Lees, Benjamin

Benjamin Lees (January 8, 1924 – May 31, 2010) was an American composer of classical music.

After serving in the United States military, Lees studied composition under Halsey Stevens, as well as with Kalitz and Ingolf Dahl, at the University of Southern California in Los AngelesCalifornia. Composer George Antheil, impressed by Lees’ compositions, offered further tutelage; this period lasted four years, at the end of which Lees won a Fromm Foundation Award. Of Antheil, Lees declared: “He changed my life.”[4]

The receipt of a Guggenheim Fellowship in 1954 allowed him to live in Europe, realizing his goal of developing his individual style away from current fashions in the American art music scene and resulting in a number of mature and impressive works.[5] Returning to the United States in 1961, he divided his time between composition and teaching at several institutions. These included the Peabody Conservatory (1962–64, 1966–68), Queens College (1964–66), the Manhattan School of Music (1972–74), and the Juilliard School (1976–77).[5]

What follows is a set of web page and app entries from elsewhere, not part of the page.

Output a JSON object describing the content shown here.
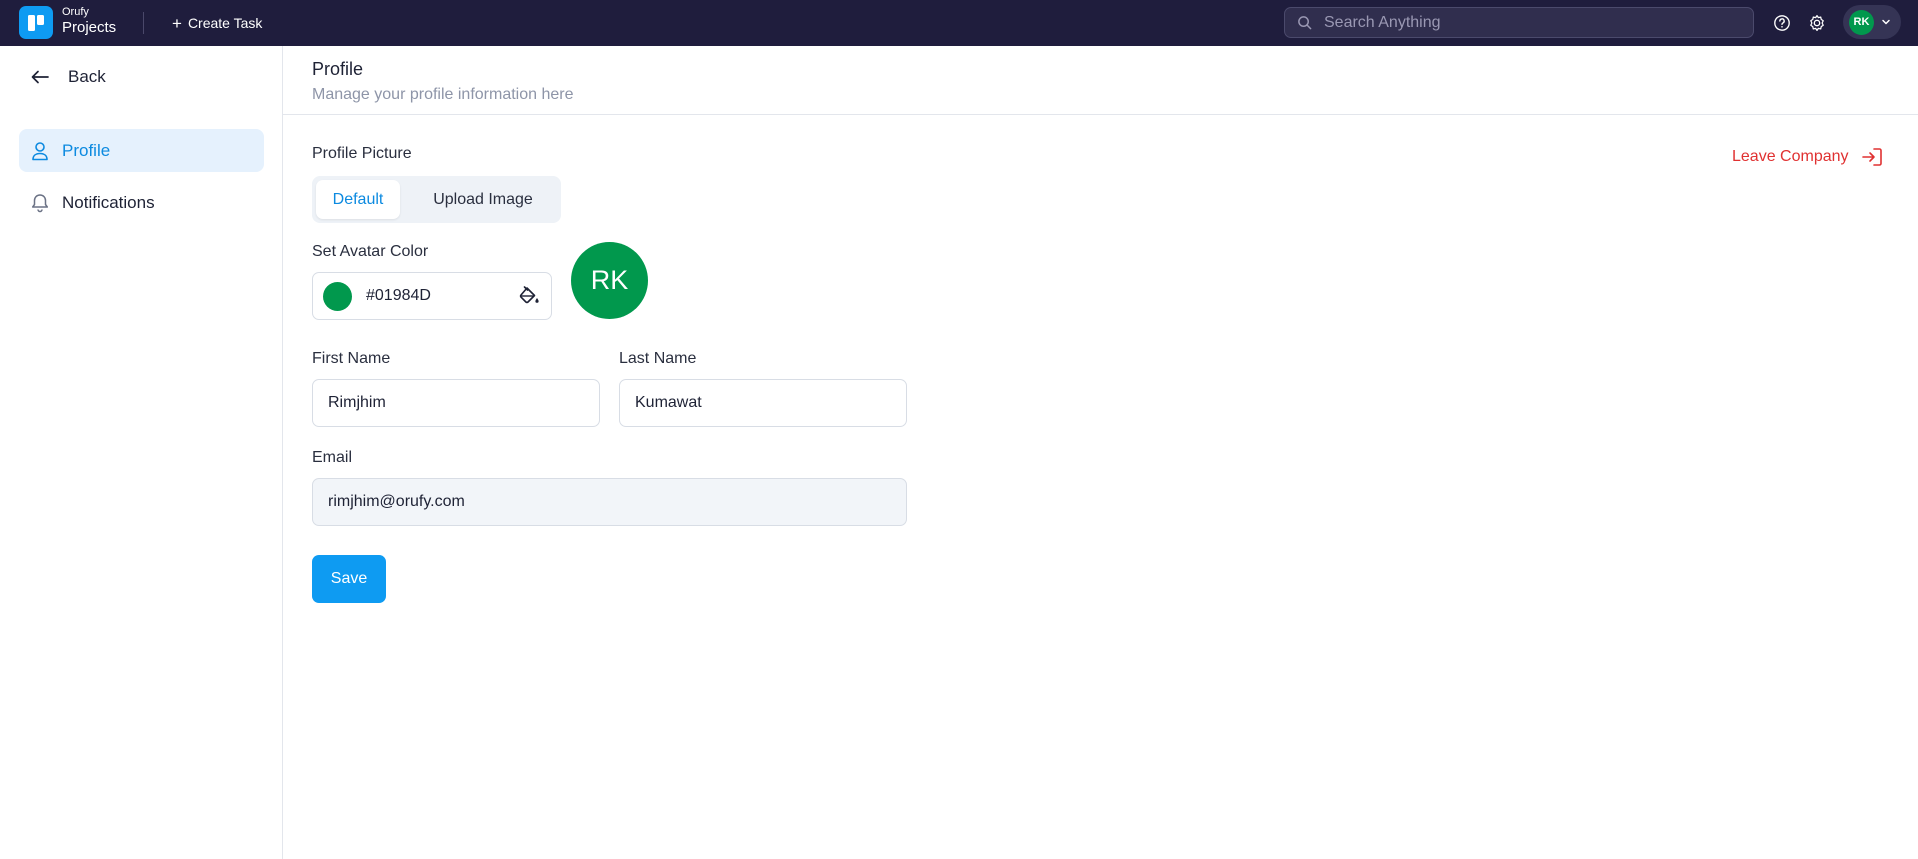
{
  "app": {
    "brand_small": "Orufy",
    "brand_big": "Projects",
    "logo_icon": "board-icon"
  },
  "topbar": {
    "create_task_label": "Create Task",
    "search_placeholder": "Search Anything",
    "help_icon": "help-circle-icon",
    "settings_icon": "gear-icon",
    "user_initials": "RK"
  },
  "sidebar": {
    "back_label": "Back",
    "items": [
      {
        "label": "Profile",
        "icon": "user-icon",
        "active": true
      },
      {
        "label": "Notifications",
        "icon": "bell-icon",
        "active": false
      }
    ]
  },
  "header": {
    "title": "Profile",
    "subtitle": "Manage your profile information here"
  },
  "profile_picture": {
    "label": "Profile Picture",
    "options": [
      "Default",
      "Upload Image"
    ],
    "selected": "Default"
  },
  "avatar_color": {
    "label": "Set Avatar Color",
    "value": "#01984D",
    "initials": "RK"
  },
  "form": {
    "first_name_label": "First Name",
    "first_name_value": "Rimjhim",
    "last_name_label": "Last Name",
    "last_name_value": "Kumawat",
    "email_label": "Email",
    "email_value": "rimjhim@orufy.com"
  },
  "actions": {
    "save_label": "Save",
    "leave_label": "Leave Company"
  },
  "colors": {
    "topbar_bg": "#1f1d3d",
    "accent": "#0e9bf2",
    "avatar": "#01984d",
    "danger": "#e03131"
  }
}
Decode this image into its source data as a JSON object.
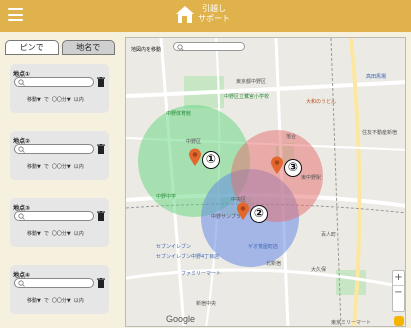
{
  "header": {
    "logo_line1": "引越し",
    "logo_line2": "サポート"
  },
  "tabs": [
    {
      "label": "ピンで"
    },
    {
      "label": "地名で"
    }
  ],
  "cards": [
    {
      "title": "地点①",
      "transport": "移動▼",
      "de": "で",
      "time": "〇〇分▼",
      "within": "以内"
    },
    {
      "title": "地点②",
      "transport": "移動▼",
      "de": "で",
      "time": "〇〇分▼",
      "within": "以内"
    },
    {
      "title": "地点③",
      "transport": "移動▼",
      "de": "で",
      "time": "〇〇分▼",
      "within": "以内"
    },
    {
      "title": "地点④",
      "transport": "移動▼",
      "de": "で",
      "time": "〇〇分▼",
      "within": "以内"
    }
  ],
  "map": {
    "search_label": "地図内を移動",
    "google": "Google",
    "pin_numbers": [
      "①",
      "②",
      "③"
    ],
    "places": [
      "中野区立鷺宮小学校",
      "大和のうどん",
      "高田馬場",
      "東京都中野区",
      "中野区",
      "落合",
      "中野中学",
      "中野サンプラザ",
      "中央区",
      "ファミリーマート",
      "セブンイレブン",
      "北新宿",
      "百人町",
      "大久保",
      "新宿中央",
      "東京ミリーマート",
      "東中野駅",
      "住友不動産新宿",
      "セブンイレブン中野4丁目店",
      "ゲオ荒屋町店",
      "中野体育館"
    ],
    "zoom_in": "+",
    "zoom_out": "−",
    "circle_colors": [
      "#5fd57d",
      "#5b82e6",
      "#e66c6c"
    ]
  }
}
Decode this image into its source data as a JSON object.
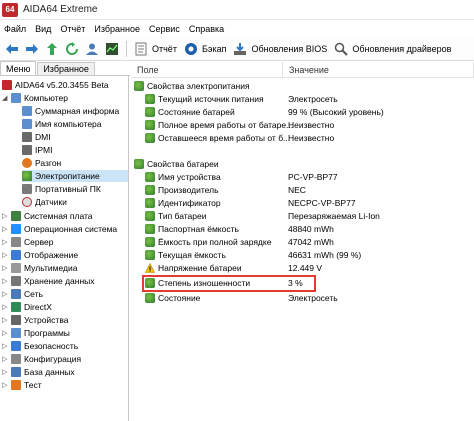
{
  "window": {
    "logo_text": "64",
    "title": "AIDA64 Extreme"
  },
  "menu": [
    "Файл",
    "Вид",
    "Отчёт",
    "Избранное",
    "Сервис",
    "Справка"
  ],
  "toolbar": {
    "report_label": "Отчёт",
    "backup_label": "Бэкап",
    "bios_update_label": "Обновления BIOS",
    "driver_update_label": "Обновления драйверов"
  },
  "tabs": {
    "menu": "Меню",
    "favorites": "Избранное"
  },
  "tree": {
    "root": "AIDA64 v5.20.3455 Beta",
    "computer": "Компьютер",
    "computer_children": [
      "Суммарная информа",
      "Имя компьютера",
      "DMI",
      "IPMI",
      "Разгон",
      "Электропитание",
      "Портативный ПК",
      "Датчики"
    ],
    "others": [
      "Системная плата",
      "Операционная система",
      "Сервер",
      "Отображение",
      "Мультимедиа",
      "Хранение данных",
      "Сеть",
      "DirectX",
      "Устройства",
      "Программы",
      "Безопасность",
      "Конфигурация",
      "База данных",
      "Тест"
    ]
  },
  "columns": {
    "field": "Поле",
    "value": "Значение"
  },
  "power": {
    "group": "Свойства электропитания",
    "rows": [
      {
        "field": "Текущий источник питания",
        "value": "Электросеть"
      },
      {
        "field": "Состояние батарей",
        "value": "99 % (Высокий уровень)"
      },
      {
        "field": "Полное время работы от батаре...",
        "value": "Неизвестно"
      },
      {
        "field": "Оставшееся время работы от б...",
        "value": "Неизвестно"
      }
    ]
  },
  "battery": {
    "group": "Свойства батареи",
    "rows": [
      {
        "field": "Имя устройства",
        "value": "PC-VP-BP77"
      },
      {
        "field": "Производитель",
        "value": "NEC"
      },
      {
        "field": "Идентификатор",
        "value": "NECPC-VP-BP77"
      },
      {
        "field": "Тип батареи",
        "value": "Перезаряжаемая Li-Ion"
      },
      {
        "field": "Паспортная ёмкость",
        "value": "48840 mWh"
      },
      {
        "field": "Ёмкость при полной зарядке",
        "value": "47042 mWh"
      },
      {
        "field": "Текущая ёмкость",
        "value": "46631 mWh  (99 %)"
      },
      {
        "field": "Напряжение батареи",
        "value": "12.449 V"
      },
      {
        "field": "Степень изношенности",
        "value": "3 %"
      },
      {
        "field": "Состояние",
        "value": "Электросеть"
      }
    ]
  },
  "colors": {
    "highlight": "#e03c31",
    "selected": "#cce4f7",
    "logo": "#c1272d"
  }
}
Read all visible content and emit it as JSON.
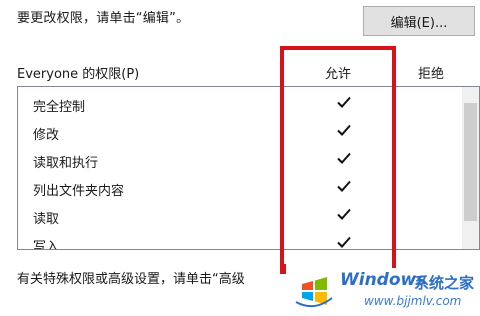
{
  "hint": "要更改权限，请单击“编辑”。",
  "edit_button": "编辑(E)...",
  "permissions_header": "Everyone 的权限(P)",
  "columns": {
    "allow": "允许",
    "deny": "拒绝"
  },
  "permissions": [
    {
      "label": "完全控制",
      "allow": true,
      "deny": false
    },
    {
      "label": "修改",
      "allow": true,
      "deny": false
    },
    {
      "label": "读取和执行",
      "allow": true,
      "deny": false
    },
    {
      "label": "列出文件夹内容",
      "allow": true,
      "deny": false
    },
    {
      "label": "读取",
      "allow": true,
      "deny": false
    },
    {
      "label": "写入",
      "allow": true,
      "deny": false
    }
  ],
  "advanced_hint": "有关特殊权限或高级设置，请单击“高级",
  "watermark": {
    "windows": "Windows",
    "site": "系统之家",
    "url": "www.bjjmlv.com"
  },
  "colors": {
    "highlight": "#d6121b",
    "watermark": "#2d6fc6"
  }
}
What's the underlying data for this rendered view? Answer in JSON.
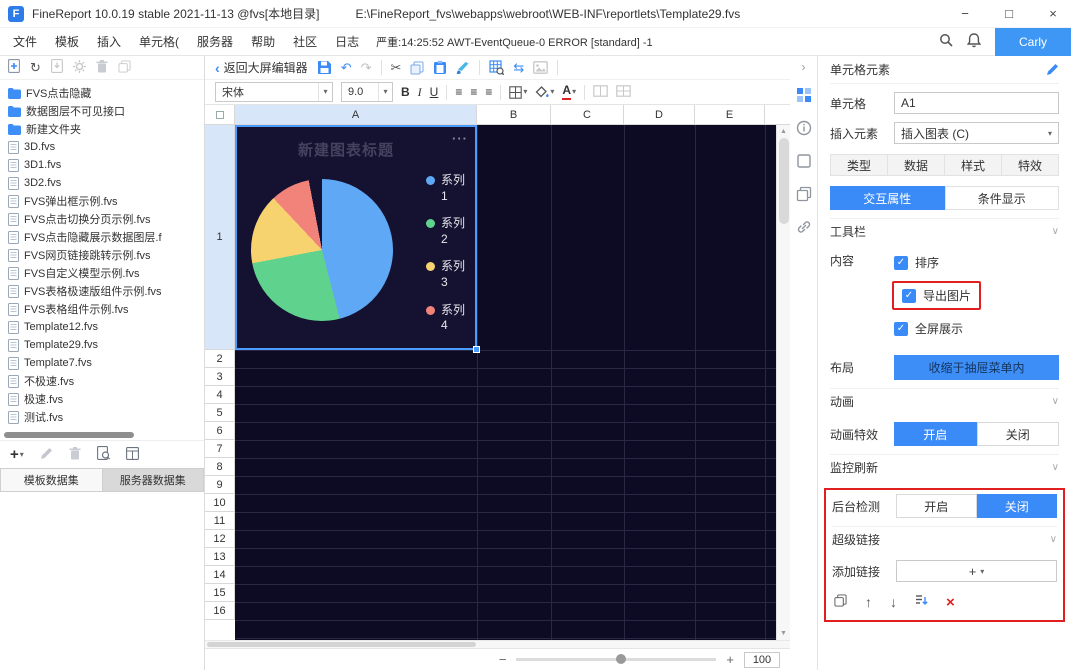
{
  "colors": {
    "accent_blue": "#3A8BF7",
    "user_badge": "#3E97F5",
    "grid_bg": "#0D0A23",
    "grid_line": "#2A2745",
    "chart_bg": "#151231",
    "selection_blue": "#4C9BFF",
    "annotation_red": "#E02020",
    "selected_header_bg": "#D7E7F9"
  },
  "icons": {
    "minimize": "−",
    "maximize": "□",
    "close": "×",
    "back_chevron": "‹",
    "collapse_chevron": "›",
    "section_chevron": "∨",
    "caret_down": "▾",
    "undo": "↶",
    "redo": "↷",
    "cut": "✂",
    "swap": "⇆",
    "refresh": "↻",
    "plus": "+",
    "minus": "−",
    "arrow_up": "↑",
    "arrow_down": "↓",
    "delete_x": "×",
    "check": "✓",
    "align": "≡",
    "dots": "···",
    "scroll_up": "▲",
    "scroll_down": "▼"
  },
  "title_bar": {
    "logo": "F",
    "title": "FineReport 10.0.19 stable 2021-11-13 @fvs[本地目录]",
    "path": "E:\\FineReport_fvs\\webapps\\webroot\\WEB-INF\\reportlets\\Template29.fvs"
  },
  "menu_bar": {
    "items": [
      "文件",
      "模板",
      "插入",
      "单元格(",
      "服务器",
      "帮助",
      "社区",
      "日志"
    ],
    "log": "严重:14:25:52 AWT-EventQueue-0 ERROR [standard] -1",
    "user": "Carly"
  },
  "toolbar": {
    "back_label": "返回大屏编辑器"
  },
  "format_bar": {
    "font": "宋体",
    "size": "9.0",
    "bold": "B",
    "italic": "I",
    "underline": "U",
    "font_color": "A"
  },
  "sidebar": {
    "folders": [
      "FVS点击隐藏",
      "数据图层不可见接口",
      "新建文件夹"
    ],
    "files": [
      "3D.fvs",
      "3D1.fvs",
      "3D2.fvs",
      "FVS弹出框示例.fvs",
      "FVS点击切换分页示例.fvs",
      "FVS点击隐藏展示数据图层.f",
      "FVS网页链接跳转示例.fvs",
      "FVS自定义模型示例.fvs",
      "FVS表格极速版组件示例.fvs",
      "FVS表格组件示例.fvs",
      "Template12.fvs",
      "Template29.fvs",
      "Template7.fvs",
      "不极速.fvs",
      "极速.fvs",
      "测试.fvs"
    ],
    "tabs": [
      "模板数据集",
      "服务器数据集"
    ]
  },
  "grid": {
    "col_headers": [
      "A",
      "B",
      "C",
      "D",
      "E"
    ],
    "rows": [
      "1",
      "2",
      "3",
      "4",
      "5",
      "6",
      "7",
      "8",
      "9",
      "10",
      "11",
      "12",
      "13",
      "14",
      "15",
      "16"
    ],
    "selected_cell": "A1",
    "zoom": "100"
  },
  "chart": {
    "title": "新建图表标题",
    "menu": "···",
    "chart_data": {
      "type": "pie",
      "title": "新建图表标题",
      "legend_position": "right",
      "slices": [
        {
          "name": "系列1",
          "value": 46,
          "color": "#5FA8F5"
        },
        {
          "name": "系列2",
          "value": 26,
          "color": "#5FD38D"
        },
        {
          "name": "系列3",
          "value": 16,
          "color": "#F7D36F"
        },
        {
          "name": "系列4",
          "value": 9,
          "color": "#F2837B"
        }
      ]
    }
  },
  "right_panel": {
    "header": "单元格元素",
    "cell_label": "单元格",
    "cell_value": "A1",
    "insert_label": "插入元素",
    "insert_value": "插入图表 (C)",
    "tabs": [
      "类型",
      "数据",
      "样式",
      "特效"
    ],
    "subtabs": [
      "交互属性",
      "条件显示"
    ],
    "active_subtab": "交互属性",
    "toolbar_section": {
      "title": "工具栏",
      "content_label": "内容",
      "checkboxes": [
        {
          "label": "排序",
          "checked": true,
          "highlighted": false
        },
        {
          "label": "导出图片",
          "checked": true,
          "highlighted": true
        },
        {
          "label": "全屏展示",
          "checked": true,
          "highlighted": false
        }
      ],
      "layout_label": "布局",
      "layout_button": "收缩于抽屉菜单内"
    },
    "animation_section": {
      "title": "动画",
      "label": "动画特效",
      "options": [
        "开启",
        "关闭"
      ],
      "active": "开启"
    },
    "monitor_section": {
      "title": "监控刷新",
      "label": "后台检测",
      "options": [
        "开启",
        "关闭"
      ],
      "active": "关闭"
    },
    "link_section": {
      "title": "超级链接",
      "add_label": "添加链接"
    }
  }
}
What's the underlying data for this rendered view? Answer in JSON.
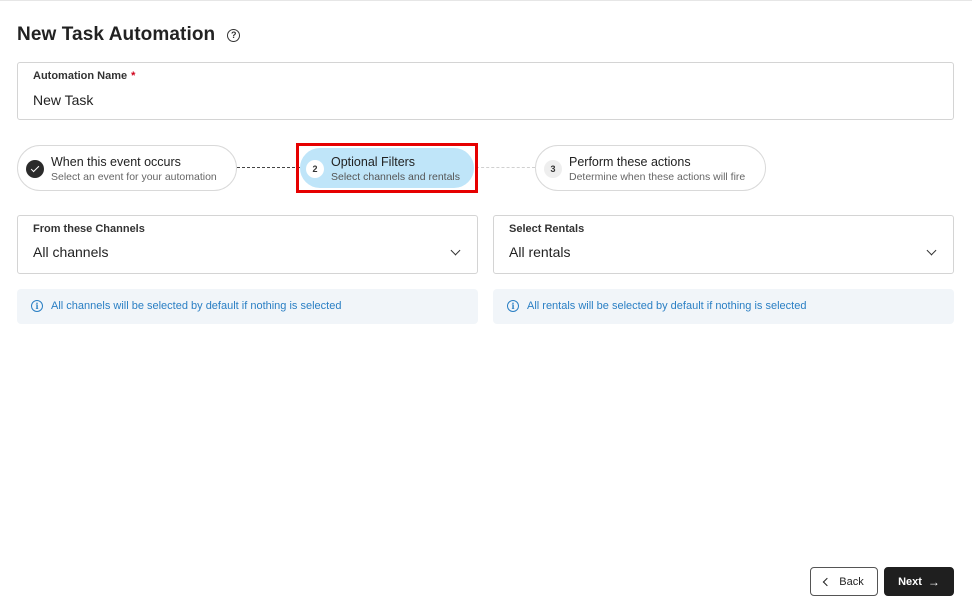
{
  "page": {
    "title": "New Task Automation",
    "help_icon": "?"
  },
  "automation_name": {
    "label": "Automation Name",
    "required_marker": "*",
    "value": "New Task"
  },
  "steps": [
    {
      "number": "1",
      "title": "When this event occurs",
      "subtitle": "Select an event for your automation",
      "status": "completed"
    },
    {
      "number": "2",
      "title": "Optional Filters",
      "subtitle": "Select channels and rentals",
      "status": "active"
    },
    {
      "number": "3",
      "title": "Perform these actions",
      "subtitle": "Determine when these actions will fire",
      "status": "pending"
    }
  ],
  "channels": {
    "label": "From these Channels",
    "value": "All channels",
    "info": "All channels will be selected by default if nothing is selected"
  },
  "rentals": {
    "label": "Select Rentals",
    "value": "All rentals",
    "info": "All rentals will be selected by default if nothing is selected"
  },
  "footer": {
    "back_label": "Back",
    "next_label": "Next",
    "next_arrow": "→"
  },
  "colors": {
    "active_step": "#bfe5f9",
    "info_text": "#2a7fc4",
    "info_bg": "#f1f5f9",
    "highlight": "#e60000",
    "primary_button": "#1f1f1f",
    "required": "#d0021b"
  }
}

Lees rejected atonalism and Americana in favor of classical structures. Niall O’Loughlin writes in The New Grove Dictionary of Music and Musicians, “From an early interest in the bittersweet melodic style of Prokofiev and the bizarre and surrealist aspects of Bartók‘s music, he progressed naturally under the unconventional guidance of Antheil.”[5] Lees’ music is rhythmically active, with frequently changing accents and meter even in his early works, and is known for its semitonal inflections in melody and harmony.[5]

In 1954, the NBC Symphony Orchestra performed his Profiles for Orchestra on a national radio broadcast.[6] In 1970, Medea in Corinth, his one-act musical drama, was given its premiere at the Purcell Room, Queen Elizabeth Hall, London,[7] and was subsequently broadcast by CBS Television in 1974.[8] Other, notable works include Symphony No. 4: Memorial Candles, commissioned by the Dallas Symphony Orchestra in 1985 to commemorate the Holocaust, and Symphony No. 5: Kalmar Nyckel, written in 1986 to honor the founding of Wilmington, Delaware.[6] (Kalmar Nyckel was the name of the ship that first carried the original settlers from Sweden to what would become Wilmington.)[6] In 1994 Echoes of Normandy was commissioned by the Dallas Symphony Orchestra to commemorate the 50th anniversary of the D-Day landings.[7] His 1998 Piano Trio no. 2, “Silent Voices” was written in Palm Springs.[9]

Lees received a Grammy nomination for Kalmar Nyckel in 2003, following release of a recording by the German orchestra Staatsphilharmonie Rheinland-Pfalz under Stephen Gunzenhauser.[6] He lost to Dominick Argento.[6]

Lees married Luba Leatrice Banks in 1948. They had one daughter.[1] Lees donated his archive of manuscripts, sketches, scores, letters, photographs, articles, recordings and posters to Yale University. Shortly before his death at age 86, he emailed that he was, “busy as fleas in a circus”.[1] He died in Glen Cove, New York.

Awards and honors

Albums Featuring this Artist